Source records
==========
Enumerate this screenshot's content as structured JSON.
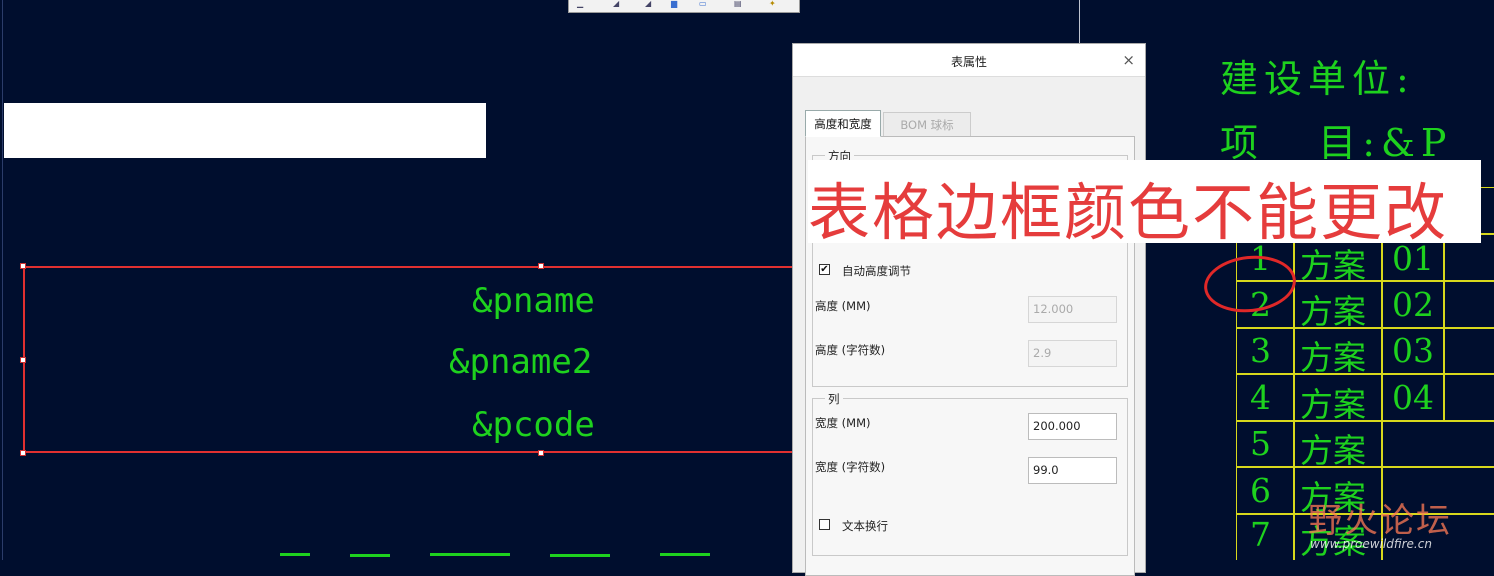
{
  "toolbar": {
    "icons": [
      "draw-icon",
      "dropdown-icon",
      "select-icon",
      "image-icon",
      "note-icon",
      "table-icon",
      "symbol-icon"
    ]
  },
  "canvas": {
    "selected_text": [
      "&pname",
      "&pname2",
      "&pcode"
    ],
    "right_title_1": "建设单位:",
    "right_title_2": "项   目:&P",
    "table_rows": [
      {
        "num": "1",
        "name": "方案",
        "code": "01"
      },
      {
        "num": "2",
        "name": "方案",
        "code": "02"
      },
      {
        "num": "3",
        "name": "方案",
        "code": "03"
      },
      {
        "num": "4",
        "name": "方案",
        "code": "04"
      },
      {
        "num": "5",
        "name": "方案",
        "code": ""
      },
      {
        "num": "6",
        "name": "方案",
        "code": ""
      },
      {
        "num": "7",
        "name": "方案",
        "code": ""
      }
    ],
    "colors": {
      "background": "#000e2e",
      "cad_text": "#1ed21e",
      "table_lines": "#d8d81c",
      "selection": "#e03030"
    }
  },
  "dialog": {
    "title": "表属性",
    "close": "×",
    "tabs": [
      "高度和宽度",
      "BOM 球标"
    ],
    "direction_group": "方向",
    "auto_height_label": "自动高度调节",
    "auto_height_checked": true,
    "height_mm_label": "高度 (MM)",
    "height_mm_value": "12.000",
    "height_chars_label": "高度 (字符数)",
    "height_chars_value": "2.9",
    "column_group": "列",
    "width_mm_label": "宽度 (MM)",
    "width_mm_value": "200.000",
    "width_chars_label": "宽度 (字符数)",
    "width_chars_value": "99.0",
    "wrap_label": "文本换行",
    "wrap_checked": false
  },
  "annotation": {
    "text": "表格边框颜色不能更改",
    "color": "#e53c3c"
  },
  "watermark": {
    "text": "野火论坛",
    "url": "www.proewildfire.cn"
  }
}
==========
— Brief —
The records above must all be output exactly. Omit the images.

— The answer —
Enumerate this screenshot's content as structured JSON.
{
  "toolbar": {
    "icons": [
      "draw-icon",
      "dropdown-icon",
      "select-icon",
      "image-icon",
      "note-icon",
      "table-icon",
      "symbol-icon"
    ]
  },
  "canvas": {
    "selected_text": [
      "&pname",
      "&pname2",
      "&pcode"
    ],
    "right_title_1": "建设单位:",
    "right_title_2": "项   目:&P",
    "table_rows": [
      {
        "num": "1",
        "name": "方案",
        "code": "01"
      },
      {
        "num": "2",
        "name": "方案",
        "code": "02"
      },
      {
        "num": "3",
        "name": "方案",
        "code": "03"
      },
      {
        "num": "4",
        "name": "方案",
        "code": "04"
      },
      {
        "num": "5",
        "name": "方案",
        "code": ""
      },
      {
        "num": "6",
        "name": "方案",
        "code": ""
      },
      {
        "num": "7",
        "name": "方案",
        "code": ""
      }
    ],
    "colors": {
      "background": "#000e2e",
      "cad_text": "#1ed21e",
      "table_lines": "#d8d81c",
      "selection": "#e03030"
    }
  },
  "dialog": {
    "title": "表属性",
    "close": "×",
    "tabs": [
      "高度和宽度",
      "BOM 球标"
    ],
    "direction_group": "方向",
    "auto_height_label": "自动高度调节",
    "auto_height_checked": true,
    "height_mm_label": "高度 (MM)",
    "height_mm_value": "12.000",
    "height_chars_label": "高度 (字符数)",
    "height_chars_value": "2.9",
    "column_group": "列",
    "width_mm_label": "宽度 (MM)",
    "width_mm_value": "200.000",
    "width_chars_label": "宽度 (字符数)",
    "width_chars_value": "99.0",
    "wrap_label": "文本换行",
    "wrap_checked": false
  },
  "annotation": {
    "text": "表格边框颜色不能更改",
    "color": "#e53c3c"
  },
  "watermark": {
    "text": "野火论坛",
    "url": "www.proewildfire.cn"
  }
}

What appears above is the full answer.